UPDATE WITH IUB ACTION: Archaeologist Says Pipeline Should Not Run Through Lyon County Burial Site
Date posted - June 6, 2016
Lyon County, Iowa — The latest roadblock to construction of the Dakota Access Pipeline, the proposed line that would transport Bakken crude oil from the oil fields of North Dakota to other pipelines in Illinois, passing through parts of Lyon, Sioux and O’Brien counties here in northwest Iowa, didn’t come from environmental protesters, the Iowa Utilities Board, or the court system. This roadblock was erected by the Iowa State Archaeologist’s Office.
About 10 days ago we told you that a Native American tribe had contacted State Archaeologist, John Doershuk, advising him of a potentially “culturally-significant” site, along the Big Sioux River in Lyon County.
Doershuk, along with state and federal officials, and Sioux Tribal leaders, reportedly toured the site this past Friday.

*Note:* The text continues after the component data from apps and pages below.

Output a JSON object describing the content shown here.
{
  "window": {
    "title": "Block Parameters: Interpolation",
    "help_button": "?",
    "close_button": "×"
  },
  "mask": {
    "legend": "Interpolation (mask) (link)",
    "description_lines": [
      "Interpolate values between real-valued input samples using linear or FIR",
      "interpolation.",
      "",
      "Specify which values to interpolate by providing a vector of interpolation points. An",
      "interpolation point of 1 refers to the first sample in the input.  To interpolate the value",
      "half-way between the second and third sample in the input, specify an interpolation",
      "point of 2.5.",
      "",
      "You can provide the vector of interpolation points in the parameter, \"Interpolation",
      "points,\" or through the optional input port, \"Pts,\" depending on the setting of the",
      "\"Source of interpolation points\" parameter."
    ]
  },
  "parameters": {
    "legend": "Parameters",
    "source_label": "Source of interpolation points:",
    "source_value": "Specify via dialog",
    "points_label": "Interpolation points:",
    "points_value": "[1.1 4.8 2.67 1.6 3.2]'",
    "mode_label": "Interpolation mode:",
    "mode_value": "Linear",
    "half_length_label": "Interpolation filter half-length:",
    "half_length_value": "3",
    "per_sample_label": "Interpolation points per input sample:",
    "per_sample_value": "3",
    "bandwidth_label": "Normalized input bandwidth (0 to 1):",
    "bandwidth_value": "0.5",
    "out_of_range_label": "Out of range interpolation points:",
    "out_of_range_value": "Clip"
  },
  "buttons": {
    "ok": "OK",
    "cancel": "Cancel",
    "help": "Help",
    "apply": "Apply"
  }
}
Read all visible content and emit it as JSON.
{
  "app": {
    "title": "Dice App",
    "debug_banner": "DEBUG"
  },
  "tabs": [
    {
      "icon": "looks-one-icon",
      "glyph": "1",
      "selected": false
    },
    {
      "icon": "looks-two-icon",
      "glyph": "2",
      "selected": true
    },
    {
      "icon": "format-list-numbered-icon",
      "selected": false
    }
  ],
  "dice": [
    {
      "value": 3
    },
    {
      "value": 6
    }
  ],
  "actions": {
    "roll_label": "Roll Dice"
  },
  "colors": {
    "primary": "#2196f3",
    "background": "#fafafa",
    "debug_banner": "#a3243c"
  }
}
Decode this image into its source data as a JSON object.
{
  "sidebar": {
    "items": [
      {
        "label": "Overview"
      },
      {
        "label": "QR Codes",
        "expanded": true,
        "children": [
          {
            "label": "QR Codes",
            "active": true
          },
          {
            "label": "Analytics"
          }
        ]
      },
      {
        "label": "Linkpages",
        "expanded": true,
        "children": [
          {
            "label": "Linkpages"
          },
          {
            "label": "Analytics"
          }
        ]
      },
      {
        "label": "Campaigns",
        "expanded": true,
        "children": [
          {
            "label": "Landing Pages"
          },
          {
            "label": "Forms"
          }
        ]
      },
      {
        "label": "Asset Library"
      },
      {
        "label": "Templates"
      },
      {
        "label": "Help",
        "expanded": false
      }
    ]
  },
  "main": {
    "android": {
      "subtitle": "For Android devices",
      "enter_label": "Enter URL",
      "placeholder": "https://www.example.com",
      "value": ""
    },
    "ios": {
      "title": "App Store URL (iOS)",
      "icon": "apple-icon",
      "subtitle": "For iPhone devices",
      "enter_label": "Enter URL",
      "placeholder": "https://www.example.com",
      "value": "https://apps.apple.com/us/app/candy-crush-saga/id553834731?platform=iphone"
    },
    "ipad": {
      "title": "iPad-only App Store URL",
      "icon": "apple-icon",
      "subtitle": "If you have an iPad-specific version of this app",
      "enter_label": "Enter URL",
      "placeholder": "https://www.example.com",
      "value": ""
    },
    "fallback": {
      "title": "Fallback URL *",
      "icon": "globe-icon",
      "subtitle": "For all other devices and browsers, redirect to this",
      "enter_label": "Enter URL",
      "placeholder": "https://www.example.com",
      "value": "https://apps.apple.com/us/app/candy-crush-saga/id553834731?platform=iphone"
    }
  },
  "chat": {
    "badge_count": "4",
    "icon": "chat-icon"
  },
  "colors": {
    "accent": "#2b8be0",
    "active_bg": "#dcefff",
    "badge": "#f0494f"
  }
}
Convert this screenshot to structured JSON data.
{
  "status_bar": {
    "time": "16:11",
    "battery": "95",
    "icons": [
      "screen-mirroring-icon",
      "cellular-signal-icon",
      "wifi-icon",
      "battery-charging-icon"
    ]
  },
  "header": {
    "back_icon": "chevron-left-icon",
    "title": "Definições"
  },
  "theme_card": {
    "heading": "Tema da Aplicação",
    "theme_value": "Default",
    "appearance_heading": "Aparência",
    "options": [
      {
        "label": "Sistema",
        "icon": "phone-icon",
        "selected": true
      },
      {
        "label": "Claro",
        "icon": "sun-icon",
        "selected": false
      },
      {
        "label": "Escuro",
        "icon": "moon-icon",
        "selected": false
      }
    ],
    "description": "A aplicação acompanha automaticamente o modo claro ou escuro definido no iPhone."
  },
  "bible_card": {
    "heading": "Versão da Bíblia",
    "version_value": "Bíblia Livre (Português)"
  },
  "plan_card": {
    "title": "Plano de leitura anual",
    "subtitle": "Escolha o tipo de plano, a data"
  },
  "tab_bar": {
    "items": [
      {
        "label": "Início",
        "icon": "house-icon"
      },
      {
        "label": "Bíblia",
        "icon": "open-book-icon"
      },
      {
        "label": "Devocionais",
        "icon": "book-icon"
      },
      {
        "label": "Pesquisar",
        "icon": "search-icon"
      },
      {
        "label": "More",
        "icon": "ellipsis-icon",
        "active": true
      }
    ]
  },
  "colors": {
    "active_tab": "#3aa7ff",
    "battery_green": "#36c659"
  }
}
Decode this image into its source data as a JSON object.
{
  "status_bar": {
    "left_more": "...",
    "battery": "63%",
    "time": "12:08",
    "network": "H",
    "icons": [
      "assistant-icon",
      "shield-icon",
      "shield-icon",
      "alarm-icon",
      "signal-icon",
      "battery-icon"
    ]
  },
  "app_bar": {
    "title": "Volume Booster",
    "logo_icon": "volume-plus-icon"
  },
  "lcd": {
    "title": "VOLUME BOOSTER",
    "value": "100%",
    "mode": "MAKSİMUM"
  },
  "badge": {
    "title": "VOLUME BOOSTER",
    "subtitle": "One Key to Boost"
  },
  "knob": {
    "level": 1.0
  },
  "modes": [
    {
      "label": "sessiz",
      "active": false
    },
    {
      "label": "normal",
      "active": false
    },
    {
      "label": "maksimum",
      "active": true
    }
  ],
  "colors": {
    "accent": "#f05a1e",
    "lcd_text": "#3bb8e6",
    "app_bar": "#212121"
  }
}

In a report filed over the weekend, Doershuk says the site has significant cultural and historical importance for the Upper Sioux Community, and other Sioux peoples. He says, as a result, the Dakota Access Pipeline should avoid the Native American burial site.
At this point, it’s not clear if Dakota Access will have to make changes to the pipeline’s planned route in order to avoid the Lyon County site.
Meanwhile, the Iowa Utilities Board voted 2-1 today (Monday) to approve an order that would allow Dakota Access to begin building the Bakken oil pipeline.
Board members expressed concern last week that allowing construction would impact their March order approving the construction permit. Attorney David Lynch addressed that issue before the vote.
Board member Nick Wagner said he is satisfied with the order.
Board chair Geri Huser raised concerns last week that the move would take away the board’s jurisdiction in the case and today said she wouldn’t support it.
Huser did vote against the order, while Wagner and Libby Jacobs voted for the order. The order will allow Dakota Access to start construction in areas not under control of the U-S Army Corps of Engineers. Lynch told the board last week it is believe the Corps will have most of its permit approvals completed by June 16th.
Despite the IUB approval, the Dakota Pipeline project still needs to deal with the State Archaeologist’s opinion regarding Lyon County lands, not to mention that the Sierra Club of Iowa, last week, promised to seek to derail the project in court.